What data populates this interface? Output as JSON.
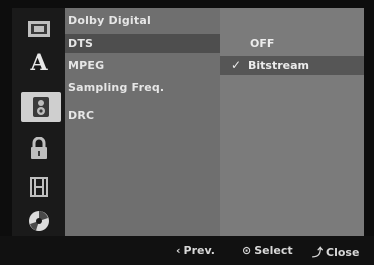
{
  "sidebar": {
    "icons": [
      {
        "name": "disc-menu-icon",
        "glyph": "▣"
      },
      {
        "name": "language-icon",
        "glyph": "A"
      },
      {
        "name": "audio-speaker-icon",
        "glyph": "🔊"
      },
      {
        "name": "lock-icon",
        "glyph": "🔒"
      },
      {
        "name": "film-icon",
        "glyph": "🎞"
      },
      {
        "name": "disc-icon",
        "glyph": "💿"
      }
    ]
  },
  "menu": {
    "items": [
      {
        "label": "Dolby Digital"
      },
      {
        "label": "DTS"
      },
      {
        "label": "MPEG"
      },
      {
        "label": "Sampling Freq."
      },
      {
        "label": "DRC"
      }
    ]
  },
  "options": {
    "items": [
      {
        "label": "OFF",
        "checked": false
      },
      {
        "label": "Bitstream",
        "checked": true
      }
    ],
    "check_glyph": "✓"
  },
  "footer": {
    "prev_icon": "‹",
    "prev_label": "Prev.",
    "select_icon": "⊙",
    "select_label": "Select",
    "close_icon": "⤴",
    "close_label": "Close"
  },
  "colors": {
    "menu_bg": "#6f6f6f",
    "options_bg": "#7b7b7b",
    "highlight": "#4e4e4e",
    "sidebar_bg": "#1a1a1a"
  }
}
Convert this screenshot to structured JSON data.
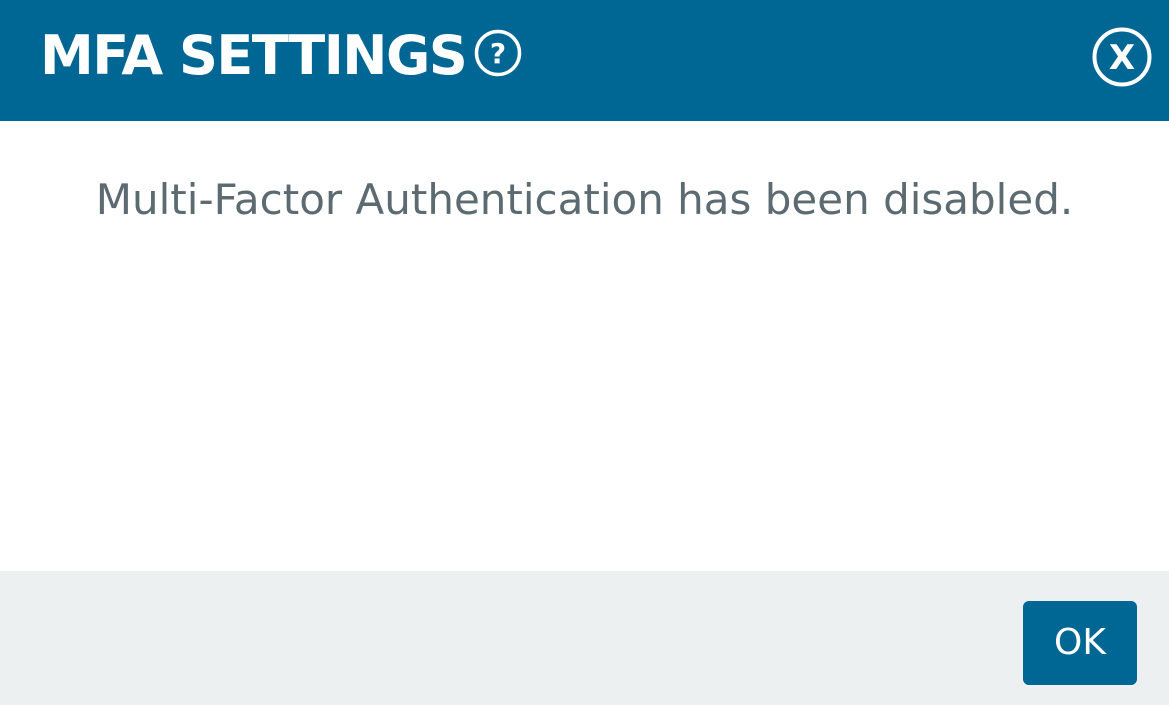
{
  "dialog": {
    "title": "MFA SETTINGS",
    "message": "Multi-Factor Authentication has been disabled.",
    "ok_label": "OK"
  },
  "icons": {
    "help": "question-circle-icon",
    "close": "close-circle-icon"
  },
  "colors": {
    "header_bg": "#006693",
    "button_bg": "#006693",
    "footer_bg": "#ecf0f1",
    "message_text": "#5b6b71",
    "header_text": "#ffffff"
  }
}
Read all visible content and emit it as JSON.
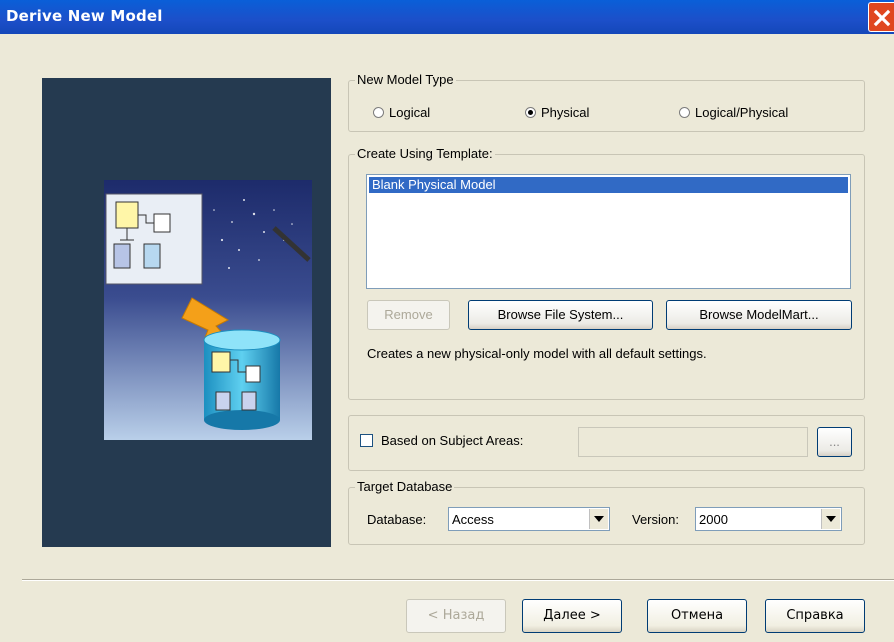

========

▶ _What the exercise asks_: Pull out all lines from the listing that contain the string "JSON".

▶ _Expected answer_:
What data populates this interface? Output as JSON.
Convert this screenshot to structured JSON data.
Read all visible content and emit it as JSON.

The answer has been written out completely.